Republican presidential candidate Newt Gingrich finds himself in the spotlight today over huge payments he received from federally-backed housing agency Freddie Mac.
Gingrich said he didn’t remember exactly how much he was paid, but a former Freddie Mac official, who spoke on condition of anonymity, said it was at least $1.5 million for consulting contracts between 1999 and 2007.
Speaking to reporters in Iowa today, Gingrich said he provided “strategic advice for a long period of time” after he resigned from his position as House speaker following the 1998 elections.
Gingrich defended Freddie Mac, which has long been unpopular among Republicans, saying “every American should be interested in expanding housing opportunities.”
Just yesterday, a House committee voted to strip top executives at Freddie Mac and its larger competitor, Fannie Mae, of huge salaries and bonuses, instead putting them on the same pay scale as federal employees.Gingrich sought to portray his role with Freddie as a sign of his valuable experience, which he would take with him to the White House if elected.
“It reminds people that I know a great deal about Washington,” Gingrich said Wednesday. “We just tried four years of amateur ignorance and it didn’t work very well.
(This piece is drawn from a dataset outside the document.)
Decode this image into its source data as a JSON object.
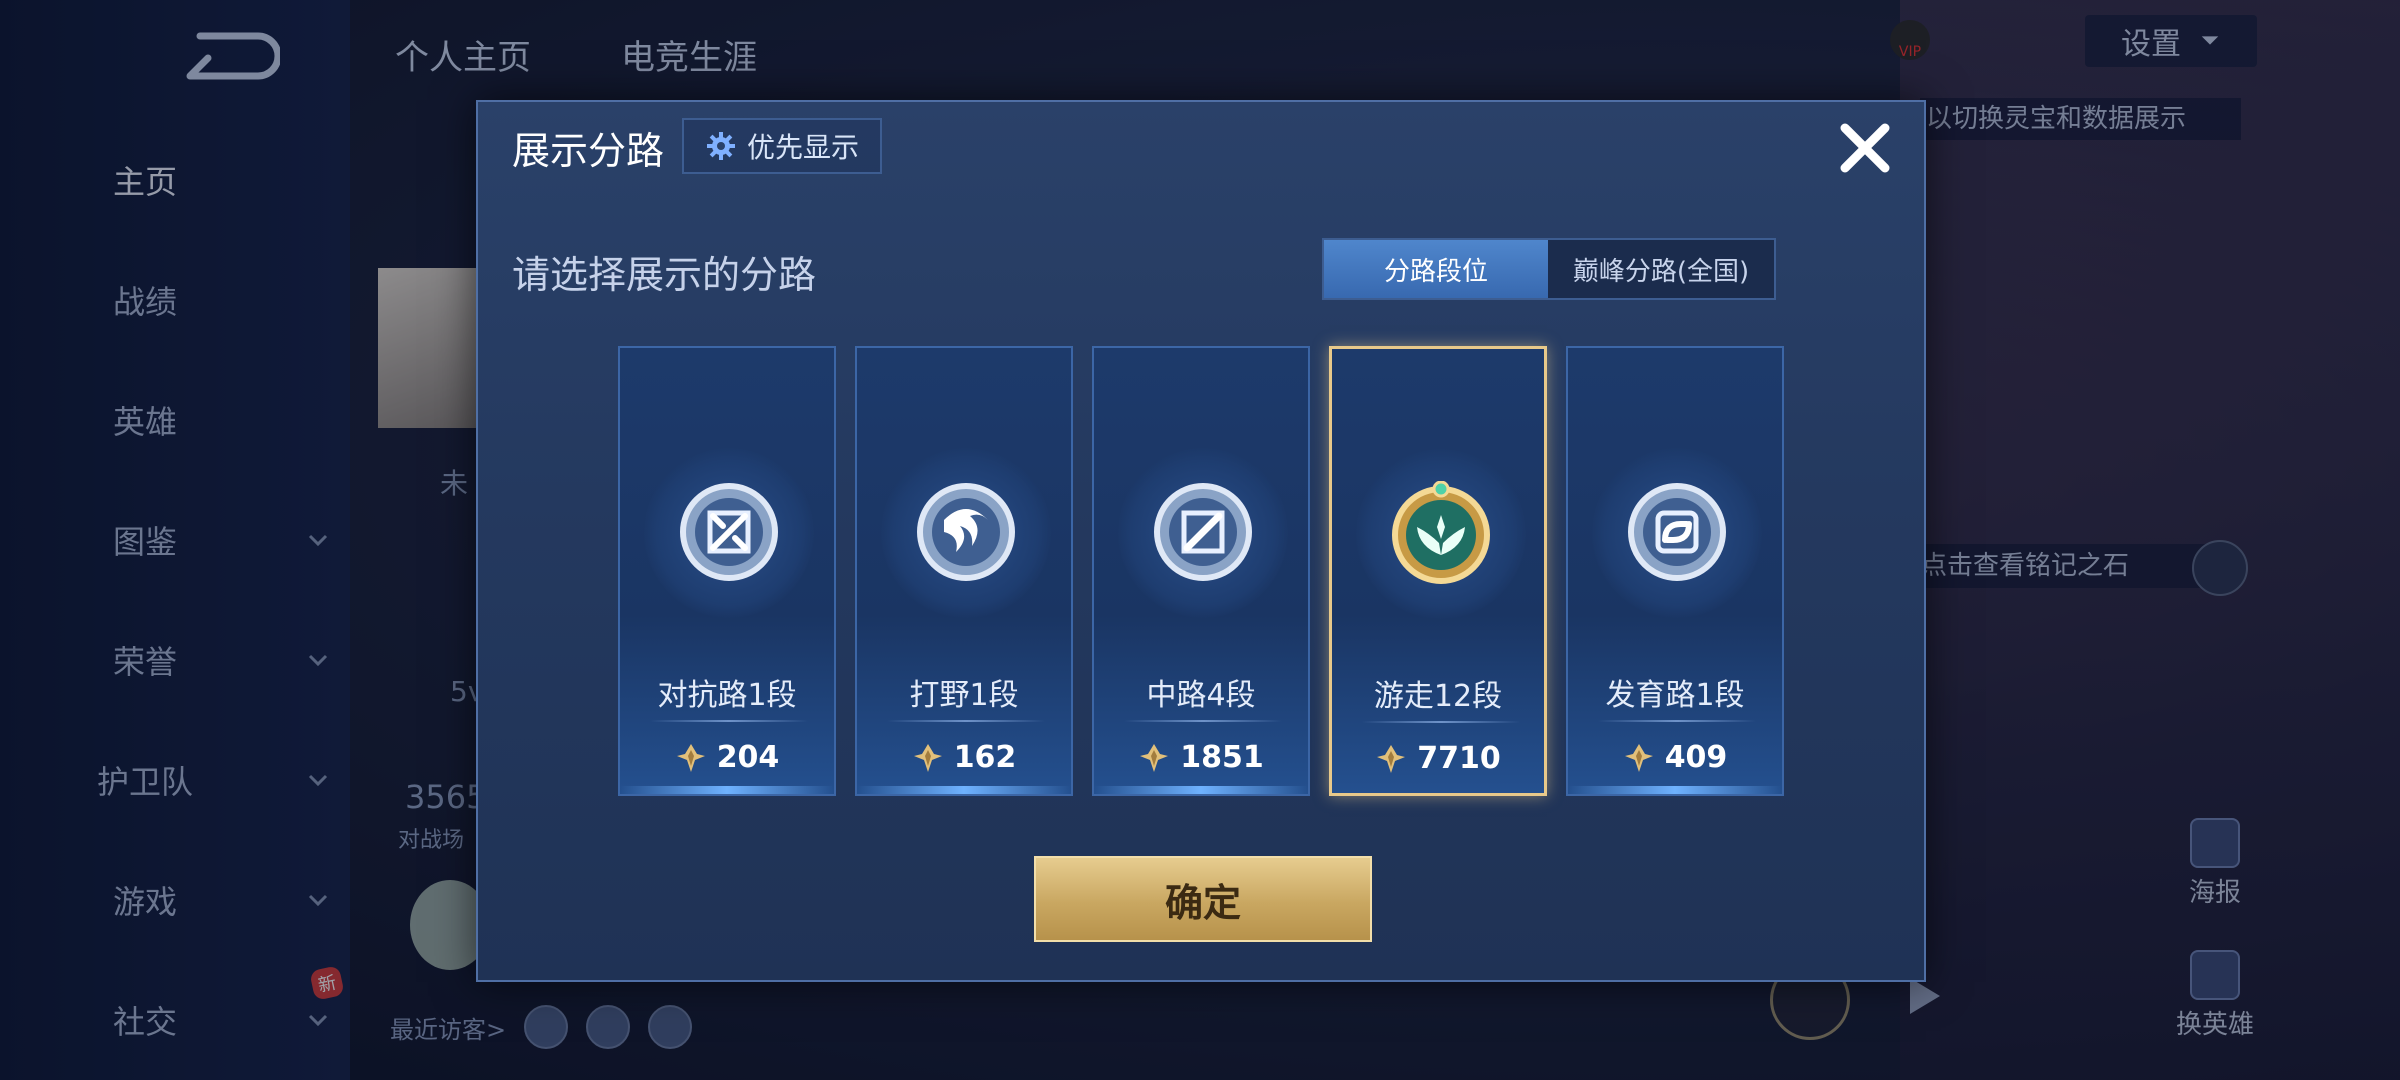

So, having someone who actually knows Washington might be a really good thing.”
In 2008, Gingrich criticized then-presidential candidate Barack Obama for having accepted campaign contributions from Freddie mac and Fannie Mae, saying that he should have to return the money.
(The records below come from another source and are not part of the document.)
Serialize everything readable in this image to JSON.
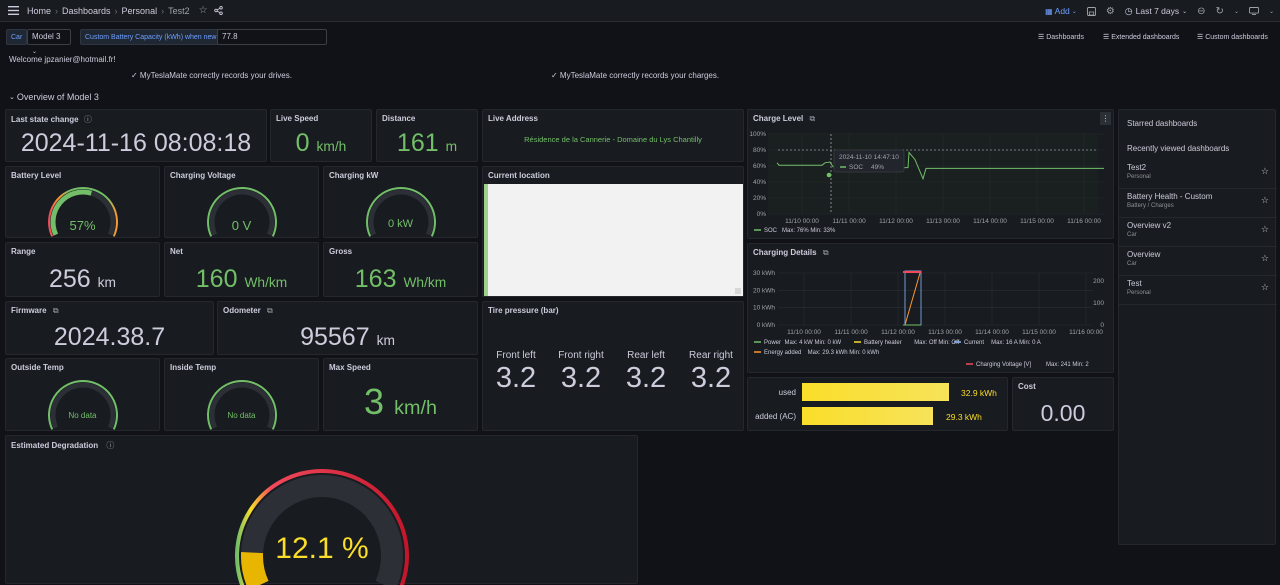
{
  "topbar": {
    "breadcrumbs": [
      "Home",
      "Dashboards",
      "Personal",
      "Test2"
    ],
    "add_label": "Add",
    "time_range": "Last 7 days"
  },
  "vars": {
    "car_label": "Car",
    "car_value": "Model 3",
    "capacity_label": "Custom Battery Capacity (kWh) when new",
    "capacity_value": "77.8"
  },
  "links": {
    "dashboards": "Dashboards",
    "extended": "Extended dashboards",
    "custom": "Custom dashboards"
  },
  "welcome": "Welcome jpzanier@hotmail.fr!",
  "notice_drives": "✓ MyTeslaMate correctly records your drives.",
  "notice_charges": "✓ MyTeslaMate correctly records your charges.",
  "row_title": "Overview of Model 3",
  "panels": {
    "last_state": {
      "title": "Last state change",
      "value": "2024-11-16 08:08:18"
    },
    "live_speed": {
      "title": "Live Speed",
      "value": "0",
      "unit": "km/h"
    },
    "distance": {
      "title": "Distance",
      "value": "161",
      "unit": "m"
    },
    "live_address": {
      "title": "Live Address",
      "value": "Résidence de la Cannerie - Domaine du Lys Chantilly"
    },
    "battery_level": {
      "title": "Battery Level",
      "value": "57%",
      "level": 0.57
    },
    "charging_voltage": {
      "title": "Charging Voltage",
      "value": "0 V"
    },
    "charging_kw": {
      "title": "Charging kW",
      "value": "0 kW"
    },
    "current_location": {
      "title": "Current location"
    },
    "range": {
      "title": "Range",
      "value": "256",
      "unit": "km"
    },
    "net": {
      "title": "Net",
      "value": "160",
      "unit": "Wh/km"
    },
    "gross": {
      "title": "Gross",
      "value": "163",
      "unit": "Wh/km"
    },
    "firmware": {
      "title": "Firmware",
      "value": "2024.38.7"
    },
    "odometer": {
      "title": "Odometer",
      "value": "95567",
      "unit": "km"
    },
    "tire_pressure": {
      "title": "Tire pressure (bar)",
      "tires": [
        {
          "label": "Front left",
          "value": "3.2"
        },
        {
          "label": "Front right",
          "value": "3.2"
        },
        {
          "label": "Rear left",
          "value": "3.2"
        },
        {
          "label": "Rear right",
          "value": "3.2"
        }
      ]
    },
    "outside_temp": {
      "title": "Outside Temp",
      "value": "No data"
    },
    "inside_temp": {
      "title": "Inside Temp",
      "value": "No data"
    },
    "max_speed": {
      "title": "Max Speed",
      "value": "3",
      "unit": "km/h"
    },
    "degradation": {
      "title": "Estimated Degradation",
      "value": "12.1 %",
      "level": 0.121
    },
    "energy": {
      "used_label": "used",
      "used_value": "32.9 kWh",
      "used_fraction": 0.97,
      "added_label": "added (AC)",
      "added_value": "29.3 kWh",
      "added_fraction": 0.86
    },
    "cost": {
      "title": "Cost",
      "value": "0.00"
    }
  },
  "charge_level": {
    "title": "Charge Level",
    "y_ticks": [
      "100%",
      "80%",
      "60%",
      "40%",
      "20%",
      "0%"
    ],
    "x_ticks": [
      "11/10 00:00",
      "11/11 00:00",
      "11/12 00:00",
      "11/13 00:00",
      "11/14 00:00",
      "11/15 00:00",
      "11/16 00:00"
    ],
    "tooltip_time": "2024-11-10 14:47:10",
    "tooltip_series": "SOC",
    "tooltip_value": "49%",
    "legend": "SOC",
    "legend_stats": "Max: 76%   Min: 33%"
  },
  "charging_details": {
    "title": "Charging Details",
    "y_left": [
      "30 kWh",
      "20 kWh",
      "10 kWh",
      "0 kWh"
    ],
    "y_right": [
      "200",
      "100",
      "0"
    ],
    "x_ticks": [
      "11/10 00:00",
      "11/11 00:00",
      "11/12 00:00",
      "11/13 00:00",
      "11/14 00:00",
      "11/15 00:00",
      "11/16 00:00"
    ],
    "legend": [
      {
        "name": "Power",
        "stats": "Max: 4 kW   Min: 0 kW",
        "color": "#73bf69"
      },
      {
        "name": "Battery heater",
        "stats": "Max: Off   Min: Off",
        "color": "#fade2a"
      },
      {
        "name": "Current",
        "stats": "Max: 16 A   Min: 0 A",
        "color": "#8ab8ff"
      },
      {
        "name": "Energy added",
        "stats": "Max: 29.3 kWh   Min: 0 kWh",
        "color": "#ff9830"
      },
      {
        "name": "Charging Voltage [V]",
        "stats": "Max: 241   Min: 2",
        "color": "#f2495c"
      }
    ]
  },
  "sidebar": {
    "starred": "Starred dashboards",
    "recent": "Recently viewed dashboards",
    "items": [
      {
        "title": "Test2",
        "sub": "Personal"
      },
      {
        "title": "Battery Health - Custom",
        "sub": "Battery / Charges"
      },
      {
        "title": "Overview v2",
        "sub": "Car"
      },
      {
        "title": "Overview",
        "sub": "Car"
      },
      {
        "title": "Test",
        "sub": "Personal"
      }
    ]
  },
  "colors": {
    "green": "#73bf69",
    "yellow": "#fade2a",
    "red": "#f2495c",
    "orange": "#ff9830",
    "blue": "#6e9fff"
  }
}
In 1999, Gingrich was hired by Freddie Mac’s top lobbyist, Mitchell Delk, as a strategic consultant, primarily on legislative and regulatory issues. That job, which lasted until some time in 2002, paid between $25,000 and $30,000 a month.
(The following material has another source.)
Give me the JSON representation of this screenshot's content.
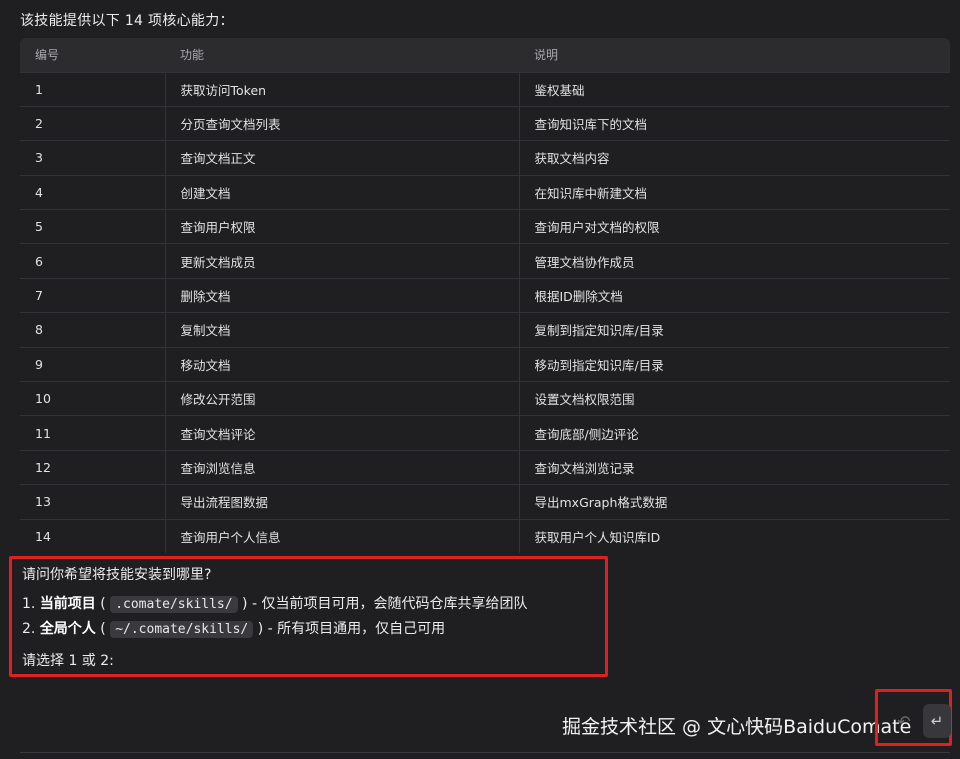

In 2006, Gingrich was again hired by Freddie Mac to provide strategic advice, this time on a two-year contract that paid him $300,000 annually. At the time, Freddie was fending off attacks from the right wing of the Republican Party.
For years, Republicans have opposed government involvement in the mortgage business, and have sought to scale back Freddie’s size and impose tough regulations.
Gingrich has described his role at Freddie Mac as that of a “historian” who bore witness to the company’s dire mistakes that ultimately led to the housing crisis. He said Freddie Mac officials told him “we are now making loans to people that have no credit history and have no record of paying back anything, but that’s what the government wants us to do.”
Gingrich says, at the time, that he recognized that the housing market was entering bubble territory. “It turned out unfortunately I was right,” said Gingrich.
However, former Freddie Mac executives dispute Gingrich’s description of his role at the company, saying he was hired to identify political friends on Capitol Hill. Gingrich was supposed to use his clout with the Republican party to built intellectual support for the agency, according to four former Freddie employees, who spoke on condition of anonymity.